> **What needs to be done**: Go line by line through the entries below and copy those containing the string "number".
Records for this task Start Marker
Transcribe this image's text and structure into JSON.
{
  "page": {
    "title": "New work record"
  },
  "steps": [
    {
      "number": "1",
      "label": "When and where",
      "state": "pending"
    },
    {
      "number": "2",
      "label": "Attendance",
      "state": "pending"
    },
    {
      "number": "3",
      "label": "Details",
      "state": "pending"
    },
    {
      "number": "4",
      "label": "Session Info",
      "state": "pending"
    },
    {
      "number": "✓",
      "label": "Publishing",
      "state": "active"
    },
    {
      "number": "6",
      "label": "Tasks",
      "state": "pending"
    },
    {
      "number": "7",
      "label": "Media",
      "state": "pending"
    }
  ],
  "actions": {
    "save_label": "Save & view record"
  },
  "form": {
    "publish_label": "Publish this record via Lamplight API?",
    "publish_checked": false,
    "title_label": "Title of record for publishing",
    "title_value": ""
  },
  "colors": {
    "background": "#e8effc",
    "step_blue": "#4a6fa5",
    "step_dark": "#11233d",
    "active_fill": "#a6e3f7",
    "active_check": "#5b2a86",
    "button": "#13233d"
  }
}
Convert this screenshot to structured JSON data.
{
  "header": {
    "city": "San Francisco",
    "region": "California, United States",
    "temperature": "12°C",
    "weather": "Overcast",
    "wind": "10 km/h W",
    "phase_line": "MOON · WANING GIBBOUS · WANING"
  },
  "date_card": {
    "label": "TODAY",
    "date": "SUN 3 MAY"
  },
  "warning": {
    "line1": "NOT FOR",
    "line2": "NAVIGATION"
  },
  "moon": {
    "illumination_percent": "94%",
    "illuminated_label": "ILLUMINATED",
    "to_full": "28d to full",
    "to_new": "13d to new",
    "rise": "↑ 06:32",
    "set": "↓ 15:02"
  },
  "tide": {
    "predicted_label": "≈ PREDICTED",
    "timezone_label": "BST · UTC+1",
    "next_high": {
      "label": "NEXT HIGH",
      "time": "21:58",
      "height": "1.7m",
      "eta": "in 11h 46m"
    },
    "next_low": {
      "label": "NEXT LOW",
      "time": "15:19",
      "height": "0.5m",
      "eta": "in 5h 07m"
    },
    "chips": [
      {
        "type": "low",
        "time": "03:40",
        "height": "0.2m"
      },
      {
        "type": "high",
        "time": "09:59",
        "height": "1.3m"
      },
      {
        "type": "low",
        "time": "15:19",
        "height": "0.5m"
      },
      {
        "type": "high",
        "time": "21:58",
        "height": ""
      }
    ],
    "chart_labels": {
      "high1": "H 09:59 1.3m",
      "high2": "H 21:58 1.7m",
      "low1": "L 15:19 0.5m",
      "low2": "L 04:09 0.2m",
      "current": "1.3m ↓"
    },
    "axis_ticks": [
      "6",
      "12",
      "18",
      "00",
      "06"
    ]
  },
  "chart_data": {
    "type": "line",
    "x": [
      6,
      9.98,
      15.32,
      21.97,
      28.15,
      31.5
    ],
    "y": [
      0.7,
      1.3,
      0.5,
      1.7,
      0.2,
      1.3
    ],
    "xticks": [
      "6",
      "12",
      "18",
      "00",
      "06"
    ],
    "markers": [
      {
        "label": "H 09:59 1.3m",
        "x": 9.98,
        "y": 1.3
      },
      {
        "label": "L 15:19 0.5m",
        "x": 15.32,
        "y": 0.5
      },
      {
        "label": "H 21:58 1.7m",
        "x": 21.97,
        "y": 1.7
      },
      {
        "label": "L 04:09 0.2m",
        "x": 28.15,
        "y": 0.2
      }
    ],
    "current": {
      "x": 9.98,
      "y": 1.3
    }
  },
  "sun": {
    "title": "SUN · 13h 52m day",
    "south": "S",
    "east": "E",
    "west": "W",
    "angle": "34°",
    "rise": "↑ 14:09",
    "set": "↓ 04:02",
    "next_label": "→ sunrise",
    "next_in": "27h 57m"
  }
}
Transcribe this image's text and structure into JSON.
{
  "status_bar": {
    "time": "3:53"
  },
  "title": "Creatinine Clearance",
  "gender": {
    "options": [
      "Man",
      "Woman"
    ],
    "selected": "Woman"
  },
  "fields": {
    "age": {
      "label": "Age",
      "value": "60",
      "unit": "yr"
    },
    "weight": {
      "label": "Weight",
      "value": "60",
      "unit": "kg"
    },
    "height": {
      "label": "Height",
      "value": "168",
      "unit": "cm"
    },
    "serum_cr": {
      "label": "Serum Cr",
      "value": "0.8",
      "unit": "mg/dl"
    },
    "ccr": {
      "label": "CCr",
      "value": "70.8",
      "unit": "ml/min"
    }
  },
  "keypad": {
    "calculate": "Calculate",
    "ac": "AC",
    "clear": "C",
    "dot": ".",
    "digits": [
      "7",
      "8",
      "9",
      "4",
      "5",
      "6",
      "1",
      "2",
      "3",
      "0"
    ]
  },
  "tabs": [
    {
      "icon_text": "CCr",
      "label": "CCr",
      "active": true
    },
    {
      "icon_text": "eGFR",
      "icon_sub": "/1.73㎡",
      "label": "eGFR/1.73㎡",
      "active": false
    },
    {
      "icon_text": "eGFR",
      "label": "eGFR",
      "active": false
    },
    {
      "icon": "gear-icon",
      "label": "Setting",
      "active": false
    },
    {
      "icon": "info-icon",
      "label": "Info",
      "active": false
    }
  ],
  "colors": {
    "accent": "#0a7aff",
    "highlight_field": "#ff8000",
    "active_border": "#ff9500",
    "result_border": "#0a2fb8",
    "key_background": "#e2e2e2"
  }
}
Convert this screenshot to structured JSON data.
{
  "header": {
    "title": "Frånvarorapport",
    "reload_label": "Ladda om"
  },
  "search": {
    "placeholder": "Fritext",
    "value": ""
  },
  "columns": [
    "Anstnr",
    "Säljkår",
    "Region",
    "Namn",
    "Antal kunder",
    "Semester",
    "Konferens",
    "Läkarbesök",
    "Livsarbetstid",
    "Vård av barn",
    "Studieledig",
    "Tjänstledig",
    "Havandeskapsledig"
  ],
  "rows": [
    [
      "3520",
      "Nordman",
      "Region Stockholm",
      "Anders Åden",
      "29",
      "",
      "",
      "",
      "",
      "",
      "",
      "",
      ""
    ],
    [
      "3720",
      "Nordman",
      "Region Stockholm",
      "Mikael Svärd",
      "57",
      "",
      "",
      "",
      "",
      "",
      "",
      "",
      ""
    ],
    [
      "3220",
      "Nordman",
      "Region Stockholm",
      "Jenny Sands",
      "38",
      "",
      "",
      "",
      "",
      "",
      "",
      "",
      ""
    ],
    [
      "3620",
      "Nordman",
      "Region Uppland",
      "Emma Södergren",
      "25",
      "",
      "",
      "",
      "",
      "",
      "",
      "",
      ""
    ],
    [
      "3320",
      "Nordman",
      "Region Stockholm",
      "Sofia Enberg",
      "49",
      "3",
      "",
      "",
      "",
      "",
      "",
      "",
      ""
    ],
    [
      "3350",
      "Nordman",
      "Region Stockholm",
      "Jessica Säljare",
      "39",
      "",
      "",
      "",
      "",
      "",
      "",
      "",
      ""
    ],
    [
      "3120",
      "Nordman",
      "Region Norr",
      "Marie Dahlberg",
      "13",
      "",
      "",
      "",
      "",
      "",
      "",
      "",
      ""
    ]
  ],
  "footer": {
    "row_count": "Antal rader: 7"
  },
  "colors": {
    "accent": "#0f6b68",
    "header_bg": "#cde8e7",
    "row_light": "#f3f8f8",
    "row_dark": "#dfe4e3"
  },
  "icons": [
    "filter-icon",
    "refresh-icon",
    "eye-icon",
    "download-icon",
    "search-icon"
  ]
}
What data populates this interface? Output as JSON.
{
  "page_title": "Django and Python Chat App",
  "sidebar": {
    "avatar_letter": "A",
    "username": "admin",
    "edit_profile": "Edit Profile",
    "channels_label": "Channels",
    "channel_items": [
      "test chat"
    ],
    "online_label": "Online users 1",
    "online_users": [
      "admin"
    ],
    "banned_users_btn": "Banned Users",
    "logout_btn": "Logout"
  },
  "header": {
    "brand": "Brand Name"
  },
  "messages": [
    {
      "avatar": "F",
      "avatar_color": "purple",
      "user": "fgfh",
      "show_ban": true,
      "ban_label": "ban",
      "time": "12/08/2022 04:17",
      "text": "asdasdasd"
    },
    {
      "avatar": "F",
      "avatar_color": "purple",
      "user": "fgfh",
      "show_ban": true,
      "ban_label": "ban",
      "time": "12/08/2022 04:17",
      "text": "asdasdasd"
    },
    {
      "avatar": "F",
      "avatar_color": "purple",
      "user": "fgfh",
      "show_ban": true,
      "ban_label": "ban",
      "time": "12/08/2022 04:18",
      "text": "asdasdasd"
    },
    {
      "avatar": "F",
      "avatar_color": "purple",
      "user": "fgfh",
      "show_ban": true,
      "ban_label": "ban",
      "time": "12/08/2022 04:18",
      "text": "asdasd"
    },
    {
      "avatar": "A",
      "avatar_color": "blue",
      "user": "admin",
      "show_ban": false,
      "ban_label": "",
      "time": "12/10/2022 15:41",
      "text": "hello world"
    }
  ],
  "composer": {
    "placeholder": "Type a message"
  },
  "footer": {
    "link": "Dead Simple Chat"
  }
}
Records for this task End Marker
> **Reply**:
      "number": "1",
      "number": "2",
      "number": "3",
      "number": "4",
      "number": "✓",
      "number": "6",
      "number": "7",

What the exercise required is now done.